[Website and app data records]
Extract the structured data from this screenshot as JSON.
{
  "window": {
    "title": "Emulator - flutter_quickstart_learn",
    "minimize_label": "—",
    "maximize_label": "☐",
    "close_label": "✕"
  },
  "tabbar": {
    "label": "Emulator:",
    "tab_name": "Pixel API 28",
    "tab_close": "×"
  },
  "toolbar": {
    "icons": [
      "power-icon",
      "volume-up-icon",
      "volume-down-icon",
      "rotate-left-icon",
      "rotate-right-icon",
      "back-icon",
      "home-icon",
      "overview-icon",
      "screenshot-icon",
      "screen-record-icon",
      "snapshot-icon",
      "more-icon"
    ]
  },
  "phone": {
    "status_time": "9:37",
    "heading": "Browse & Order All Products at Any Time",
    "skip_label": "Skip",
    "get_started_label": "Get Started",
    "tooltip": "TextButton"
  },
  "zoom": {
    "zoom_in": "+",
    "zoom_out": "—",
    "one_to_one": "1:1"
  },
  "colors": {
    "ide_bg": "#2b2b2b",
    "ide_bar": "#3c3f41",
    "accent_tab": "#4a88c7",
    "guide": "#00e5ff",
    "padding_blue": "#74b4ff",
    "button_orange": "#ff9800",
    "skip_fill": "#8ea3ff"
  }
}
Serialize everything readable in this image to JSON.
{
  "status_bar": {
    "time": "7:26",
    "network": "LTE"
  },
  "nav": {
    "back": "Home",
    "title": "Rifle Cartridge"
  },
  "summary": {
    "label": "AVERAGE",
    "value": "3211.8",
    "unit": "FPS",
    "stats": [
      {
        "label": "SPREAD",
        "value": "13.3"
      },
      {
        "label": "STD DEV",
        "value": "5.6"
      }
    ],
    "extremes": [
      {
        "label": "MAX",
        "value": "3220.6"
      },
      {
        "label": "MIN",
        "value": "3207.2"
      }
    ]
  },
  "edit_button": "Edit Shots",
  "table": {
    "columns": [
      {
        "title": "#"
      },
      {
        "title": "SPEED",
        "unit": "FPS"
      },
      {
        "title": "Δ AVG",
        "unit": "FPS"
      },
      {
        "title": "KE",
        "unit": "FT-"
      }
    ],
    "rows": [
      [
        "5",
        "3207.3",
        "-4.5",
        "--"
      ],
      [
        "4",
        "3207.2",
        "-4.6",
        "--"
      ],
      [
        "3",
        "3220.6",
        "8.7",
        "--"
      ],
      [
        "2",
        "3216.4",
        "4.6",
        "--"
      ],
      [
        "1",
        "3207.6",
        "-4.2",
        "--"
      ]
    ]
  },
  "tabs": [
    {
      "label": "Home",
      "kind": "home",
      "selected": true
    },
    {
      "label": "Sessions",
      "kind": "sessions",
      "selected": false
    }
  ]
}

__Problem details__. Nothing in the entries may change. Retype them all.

__Response to the task__.
Extract the structured data from this screenshot as JSON.
{
  "window": {
    "title": "Emulator - flutter_quickstart_learn",
    "minimize_label": "—",
    "maximize_label": "☐",
    "close_label": "✕"
  },
  "tabbar": {
    "label": "Emulator:",
    "tab_name": "Pixel API 28",
    "tab_close": "×"
  },
  "toolbar": {
    "icons": [
      "power-icon",
      "volume-up-icon",
      "volume-down-icon",
      "rotate-left-icon",
      "rotate-right-icon",
      "back-icon",
      "home-icon",
      "overview-icon",
      "screenshot-icon",
      "screen-record-icon",
      "snapshot-icon",
      "more-icon"
    ]
  },
  "phone": {
    "status_time": "9:37",
    "heading": "Browse & Order All Products at Any Time",
    "skip_label": "Skip",
    "get_started_label": "Get Started",
    "tooltip": "TextButton"
  },
  "zoom": {
    "zoom_in": "+",
    "zoom_out": "—",
    "one_to_one": "1:1"
  },
  "colors": {
    "ide_bg": "#2b2b2b",
    "ide_bar": "#3c3f41",
    "accent_tab": "#4a88c7",
    "guide": "#00e5ff",
    "padding_blue": "#74b4ff",
    "button_orange": "#ff9800",
    "skip_fill": "#8ea3ff"
  }
}
Serialize everything readable in this image to JSON.
{
  "status_bar": {
    "time": "7:26",
    "network": "LTE"
  },
  "nav": {
    "back": "Home",
    "title": "Rifle Cartridge"
  },
  "summary": {
    "label": "AVERAGE",
    "value": "3211.8",
    "unit": "FPS",
    "stats": [
      {
        "label": "SPREAD",
        "value": "13.3"
      },
      {
        "label": "STD DEV",
        "value": "5.6"
      }
    ],
    "extremes": [
      {
        "label": "MAX",
        "value": "3220.6"
      },
      {
        "label": "MIN",
        "value": "3207.2"
      }
    ]
  },
  "edit_button": "Edit Shots",
  "table": {
    "columns": [
      {
        "title": "#"
      },
      {
        "title": "SPEED",
        "unit": "FPS"
      },
      {
        "title": "Δ AVG",
        "unit": "FPS"
      },
      {
        "title": "KE",
        "unit": "FT-"
      }
    ],
    "rows": [
      [
        "5",
        "3207.3",
        "-4.5",
        "--"
      ],
      [
        "4",
        "3207.2",
        "-4.6",
        "--"
      ],
      [
        "3",
        "3220.6",
        "8.7",
        "--"
      ],
      [
        "2",
        "3216.4",
        "4.6",
        "--"
      ],
      [
        "1",
        "3207.6",
        "-4.2",
        "--"
      ]
    ]
  },
  "tabs": [
    {
      "label": "Home",
      "kind": "home",
      "selected": true
    },
    {
      "label": "Sessions",
      "kind": "sessions",
      "selected": false
    }
  ]
}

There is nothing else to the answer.